|00:44:45||Erik Finger outlines his changing but still amicable relationship with Goss after the creation of the Office of the Cabinet, and the way different departments responded to the new directions and challenges of the Goss Government.||Goss Government 1989-96, Public Sector Management Commission, Wayne Goss|
|00:49:03||Erik Finger discusses the greater capabilities and added responsibilities borne by CEOs under the Goss Government, and changes to the way policy was developed.||Bjelke-Petersen Government 1968-87, directors general, Goss Government 1989-96|
|00:51:09||Erik Finger outlines what he views as some of the greatest successes of his career, including the improvement of rural roads and being able to keep the Premier's Department functioning during the turmoil of the late 1980s. He reflects on his regrets, including not being able to fully meet the policy challenges of the Goss era.||Goss Government 1989-96, Main Roads, Premier's Department|
|00:54:54||Erik Finger describes the position of head of Premier's as the pinnacle of his public service career, and discusses his decision to retire, partly due to ill health.||Goss Government 1989-96, Premier's Department|
Public servant Erik Finger was Commissioner for Main Roads from 1982-86 and head of the Premier's Department from 1988-94, serving both the Ahern and Goss governments.
The son of a Lutheran Minister, Erik Finger was born in Boonah in in 1938 and completed his primary schooling in nearby Kalbar before boarding at St Peter’s Lutheran College in Indooroopilly for his secondary education. He subsequently studied engineering at the University of Queensland and the University of New South Wales, and after graduating in 1961 was employed by the Queensland Department of Main Roads.
Finger remained with Main Roads for 27 years, and during this time rose through the ranks to be appointed Commissioner for Main Roads in 1982, a position he held for six years. In 1988, the Head of the Premiers Department in the Ahern Government became vacant, and in one of the first merit-based selection processes in the long history of the National Party administration, Finger applied for, and was appointed to, the role.

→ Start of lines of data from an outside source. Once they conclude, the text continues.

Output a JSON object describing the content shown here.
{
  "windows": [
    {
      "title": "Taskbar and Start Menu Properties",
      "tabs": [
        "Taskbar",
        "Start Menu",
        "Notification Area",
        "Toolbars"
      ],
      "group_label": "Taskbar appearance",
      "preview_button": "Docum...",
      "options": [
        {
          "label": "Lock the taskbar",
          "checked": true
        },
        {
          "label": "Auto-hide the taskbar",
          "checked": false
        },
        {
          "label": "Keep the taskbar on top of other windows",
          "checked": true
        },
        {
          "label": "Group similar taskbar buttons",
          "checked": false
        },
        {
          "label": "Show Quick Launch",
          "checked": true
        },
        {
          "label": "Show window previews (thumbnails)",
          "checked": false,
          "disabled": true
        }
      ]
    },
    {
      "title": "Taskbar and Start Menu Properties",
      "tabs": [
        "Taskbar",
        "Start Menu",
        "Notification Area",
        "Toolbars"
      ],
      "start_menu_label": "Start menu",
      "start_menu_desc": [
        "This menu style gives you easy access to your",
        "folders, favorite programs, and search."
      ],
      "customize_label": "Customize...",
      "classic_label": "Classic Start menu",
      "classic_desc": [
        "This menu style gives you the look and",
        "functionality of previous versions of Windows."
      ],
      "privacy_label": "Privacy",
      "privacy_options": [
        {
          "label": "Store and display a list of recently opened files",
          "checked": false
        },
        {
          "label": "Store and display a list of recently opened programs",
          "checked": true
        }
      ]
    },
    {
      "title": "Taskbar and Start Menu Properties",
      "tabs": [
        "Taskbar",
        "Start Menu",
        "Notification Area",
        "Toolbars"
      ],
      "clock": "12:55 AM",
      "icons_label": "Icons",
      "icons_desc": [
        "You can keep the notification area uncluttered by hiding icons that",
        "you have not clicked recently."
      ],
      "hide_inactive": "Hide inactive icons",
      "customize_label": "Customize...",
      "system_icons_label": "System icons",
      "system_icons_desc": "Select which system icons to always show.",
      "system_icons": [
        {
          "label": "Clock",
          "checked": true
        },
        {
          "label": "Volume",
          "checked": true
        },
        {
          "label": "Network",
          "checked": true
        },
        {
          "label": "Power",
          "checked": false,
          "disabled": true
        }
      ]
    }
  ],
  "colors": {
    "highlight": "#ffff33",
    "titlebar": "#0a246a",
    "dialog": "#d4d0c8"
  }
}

As a merit appointment, Finger was one of the few senior public servants to keep his position when the Labor Party ousted the Nationals the following year, and he remained Head of the Premier’s Department under Wayne Goss until his retirement from the public service in 1994. In this role he sometimes clashed with Kevin Rudd, head of the Cabinet Office. Finger was appointed as an Officer of the Order of Australia in 1995.
Copyright ©Centre for the Government of Queensland, the University of Queensland, 2011.
The copyright holder of this material grants users permission to access the material on this website for the following purposes only: research and study, education, other non-commercial and non-public uses.